Task goal -
Filter the entries, keeping every line with the word "icon".

Input records -

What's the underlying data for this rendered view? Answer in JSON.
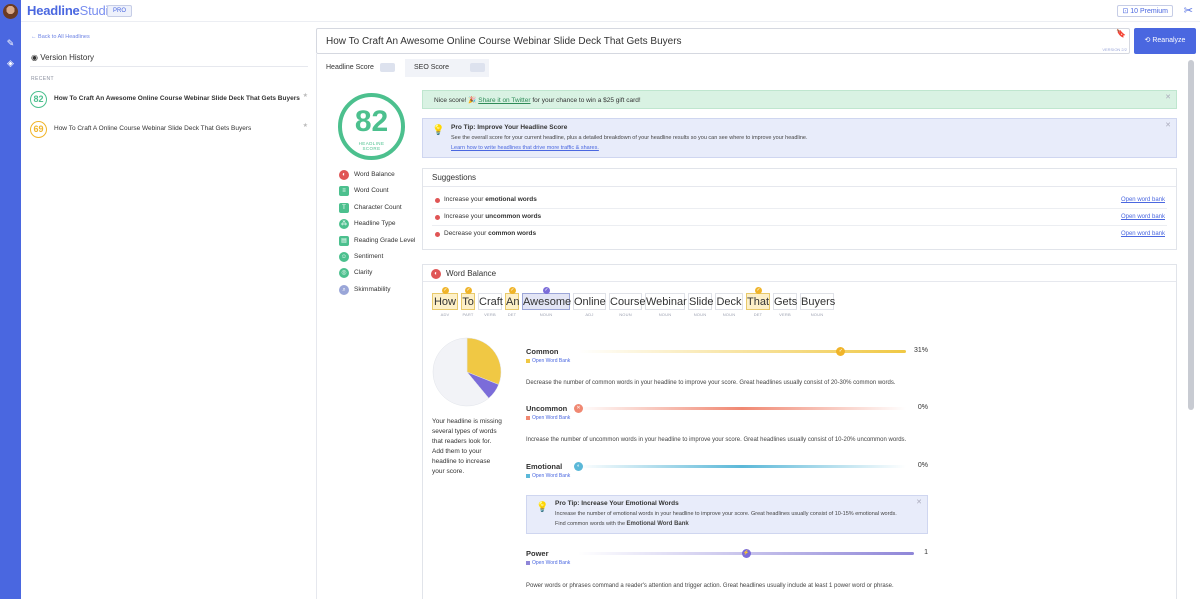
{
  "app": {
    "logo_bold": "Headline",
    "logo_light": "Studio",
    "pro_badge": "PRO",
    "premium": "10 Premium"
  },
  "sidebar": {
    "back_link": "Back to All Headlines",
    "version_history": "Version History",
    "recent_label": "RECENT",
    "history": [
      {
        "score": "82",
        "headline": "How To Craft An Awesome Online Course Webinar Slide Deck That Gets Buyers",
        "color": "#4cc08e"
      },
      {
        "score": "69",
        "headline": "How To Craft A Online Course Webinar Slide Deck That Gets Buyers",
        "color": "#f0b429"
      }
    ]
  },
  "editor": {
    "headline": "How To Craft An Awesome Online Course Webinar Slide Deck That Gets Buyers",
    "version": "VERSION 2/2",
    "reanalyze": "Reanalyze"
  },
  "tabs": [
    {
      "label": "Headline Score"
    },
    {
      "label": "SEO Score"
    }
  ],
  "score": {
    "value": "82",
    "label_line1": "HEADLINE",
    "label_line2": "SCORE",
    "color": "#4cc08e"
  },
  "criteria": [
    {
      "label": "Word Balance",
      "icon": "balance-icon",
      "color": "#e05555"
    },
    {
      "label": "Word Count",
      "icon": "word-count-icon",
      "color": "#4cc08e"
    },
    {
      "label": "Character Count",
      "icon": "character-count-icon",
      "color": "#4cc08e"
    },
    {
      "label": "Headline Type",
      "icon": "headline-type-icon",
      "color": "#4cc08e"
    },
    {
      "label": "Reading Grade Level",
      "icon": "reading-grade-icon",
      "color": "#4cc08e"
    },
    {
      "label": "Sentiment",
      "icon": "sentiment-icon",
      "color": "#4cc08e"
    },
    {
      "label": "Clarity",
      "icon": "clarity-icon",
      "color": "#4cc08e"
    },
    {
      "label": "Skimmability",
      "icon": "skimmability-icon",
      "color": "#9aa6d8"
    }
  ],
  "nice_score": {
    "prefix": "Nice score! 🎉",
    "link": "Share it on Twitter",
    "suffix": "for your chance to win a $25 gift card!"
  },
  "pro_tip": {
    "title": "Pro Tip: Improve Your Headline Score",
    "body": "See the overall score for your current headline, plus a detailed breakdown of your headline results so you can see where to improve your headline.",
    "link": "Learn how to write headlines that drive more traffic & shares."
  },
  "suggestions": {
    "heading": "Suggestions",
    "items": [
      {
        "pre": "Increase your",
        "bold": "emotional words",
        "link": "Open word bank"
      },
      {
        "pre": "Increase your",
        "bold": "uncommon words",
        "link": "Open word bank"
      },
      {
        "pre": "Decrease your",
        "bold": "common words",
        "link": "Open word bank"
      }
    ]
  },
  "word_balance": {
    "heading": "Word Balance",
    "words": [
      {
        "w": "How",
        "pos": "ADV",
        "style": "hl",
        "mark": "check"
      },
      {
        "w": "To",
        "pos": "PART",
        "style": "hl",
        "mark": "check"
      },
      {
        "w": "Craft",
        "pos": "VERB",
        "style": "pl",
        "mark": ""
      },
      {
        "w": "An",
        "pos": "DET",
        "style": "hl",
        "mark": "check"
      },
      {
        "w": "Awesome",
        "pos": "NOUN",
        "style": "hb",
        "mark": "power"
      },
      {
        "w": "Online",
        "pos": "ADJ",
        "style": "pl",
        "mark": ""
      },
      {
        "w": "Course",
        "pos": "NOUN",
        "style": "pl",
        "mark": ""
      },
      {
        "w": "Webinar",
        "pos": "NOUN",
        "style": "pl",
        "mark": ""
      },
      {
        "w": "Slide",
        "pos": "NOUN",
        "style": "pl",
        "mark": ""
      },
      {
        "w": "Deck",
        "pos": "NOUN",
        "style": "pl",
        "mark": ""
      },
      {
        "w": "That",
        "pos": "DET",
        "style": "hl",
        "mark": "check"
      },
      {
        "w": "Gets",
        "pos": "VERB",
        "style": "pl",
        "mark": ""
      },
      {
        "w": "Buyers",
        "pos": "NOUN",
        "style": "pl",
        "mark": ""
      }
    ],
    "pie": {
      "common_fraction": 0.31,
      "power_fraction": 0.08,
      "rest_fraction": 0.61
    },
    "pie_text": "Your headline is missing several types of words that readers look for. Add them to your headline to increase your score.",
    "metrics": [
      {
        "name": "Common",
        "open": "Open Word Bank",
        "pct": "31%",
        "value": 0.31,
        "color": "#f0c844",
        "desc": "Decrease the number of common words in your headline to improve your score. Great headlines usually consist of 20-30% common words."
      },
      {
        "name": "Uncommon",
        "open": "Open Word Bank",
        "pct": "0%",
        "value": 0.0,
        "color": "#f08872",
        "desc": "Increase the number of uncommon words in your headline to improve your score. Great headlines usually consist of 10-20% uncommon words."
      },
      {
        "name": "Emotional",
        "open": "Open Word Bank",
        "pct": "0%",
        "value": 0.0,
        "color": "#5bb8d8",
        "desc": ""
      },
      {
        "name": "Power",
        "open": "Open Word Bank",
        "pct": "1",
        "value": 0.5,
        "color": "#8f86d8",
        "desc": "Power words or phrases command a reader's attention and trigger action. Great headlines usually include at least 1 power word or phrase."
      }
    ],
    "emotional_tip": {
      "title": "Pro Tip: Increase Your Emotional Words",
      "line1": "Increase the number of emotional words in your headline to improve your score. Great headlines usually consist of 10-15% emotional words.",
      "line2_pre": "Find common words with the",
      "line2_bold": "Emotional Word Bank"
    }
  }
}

Answer box -
      "icon": "balance-icon",
      "icon": "word-count-icon",
      "icon": "character-count-icon",
      "icon": "headline-type-icon",
      "icon": "reading-grade-icon",
      "icon": "sentiment-icon",
      "icon": "clarity-icon",
      "icon": "skimmability-icon",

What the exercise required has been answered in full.